Indian Maoist rebels have killed 14 people in two separate attacks as they continue a campaign of violence aimed at disrupting a five-week national election.
Five election officials and two bus drivers were killed in the central state of Chhattisgarh when a land mine exploded under their vehicle. It happened in Bijapur district, where voting is due to take place next week, said police director general AN Upadhyay.
After the explosion, the rebels opened fire on the bus. Five people were injured in the attack and were being treated in hospital, Mr Upadhyay said. The rebels fled into the surrounding forest when paramilitary forces began firing back.
In another attack today, the rebels killed five paramilitary soldiers and two civilians in an ambush on the soldiers' vehicle in the remote Darbha Forest in the south of the state, Police Inspector General RK Vij said. Three soldiers were injured in that attack.
The rebels, who say they are inspired by Chinese revolutionary leader Mao Zedong, have been fighting for more than three decades for a greater share of wealth from the area's natural resources and more jobs for the poor.

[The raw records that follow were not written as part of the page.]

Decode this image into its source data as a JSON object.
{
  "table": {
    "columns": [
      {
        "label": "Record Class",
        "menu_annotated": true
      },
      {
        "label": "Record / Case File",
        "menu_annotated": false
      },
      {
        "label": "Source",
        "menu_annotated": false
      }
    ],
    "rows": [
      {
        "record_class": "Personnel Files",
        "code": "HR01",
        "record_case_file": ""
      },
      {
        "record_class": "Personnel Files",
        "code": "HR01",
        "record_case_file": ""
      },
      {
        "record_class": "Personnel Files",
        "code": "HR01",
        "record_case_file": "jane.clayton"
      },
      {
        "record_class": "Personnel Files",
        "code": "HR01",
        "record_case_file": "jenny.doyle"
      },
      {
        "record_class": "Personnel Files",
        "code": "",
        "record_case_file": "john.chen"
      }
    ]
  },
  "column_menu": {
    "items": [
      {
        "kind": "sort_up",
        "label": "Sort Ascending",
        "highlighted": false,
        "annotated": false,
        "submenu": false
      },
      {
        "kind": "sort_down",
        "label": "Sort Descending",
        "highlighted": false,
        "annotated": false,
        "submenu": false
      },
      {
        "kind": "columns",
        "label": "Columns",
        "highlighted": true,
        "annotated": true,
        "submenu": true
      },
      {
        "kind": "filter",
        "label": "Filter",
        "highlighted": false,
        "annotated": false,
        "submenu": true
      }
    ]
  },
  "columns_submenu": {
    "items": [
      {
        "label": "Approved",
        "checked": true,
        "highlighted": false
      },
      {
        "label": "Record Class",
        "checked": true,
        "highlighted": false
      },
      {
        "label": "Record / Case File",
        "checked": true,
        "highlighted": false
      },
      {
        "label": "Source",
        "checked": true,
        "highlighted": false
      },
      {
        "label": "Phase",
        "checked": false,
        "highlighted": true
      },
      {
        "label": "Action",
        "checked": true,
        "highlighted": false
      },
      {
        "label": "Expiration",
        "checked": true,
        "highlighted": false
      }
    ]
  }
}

Typically they target government and law enforcement officials in hit-and-run ambushes before disappearing into remote and poorly surveyed jungles within a wide swath of central India.
Though they have a presence in 20 of India's 28 states, they are most active from their strongholds in Chhattisgarh, Jharkhand, Bihar and West Bengal.
Thousands have died on both sides in the conflict. Prime Minister Manmohan Singh has called them India's greatest internal security threat, though none of India's major political parties has said much about the issue during the election campaign.
The multi-phase election runs for five weeks and ends on May 12, with results for the 543-seat lower house of Parliament announced on May 16.
Voting took place today in the west coast resort state of Goa as well as some parts of the north-eastern states of Assam, Tripura and Sikkim.
The main Hindu opposition Bharatiya Janata Party has strong momentum on promises of a surge in economic growth, and is threatening to unseat the governing Congress Party after 10 years in power.
Vowing to prevent the rebels from disrupting the vote, the government has deployed tens of thousands of police and paramilitary soldiers to guard polling booths in insurgency-wracked areas. But the rebels have stepped up their attacks and asked citizens to boycott the vote.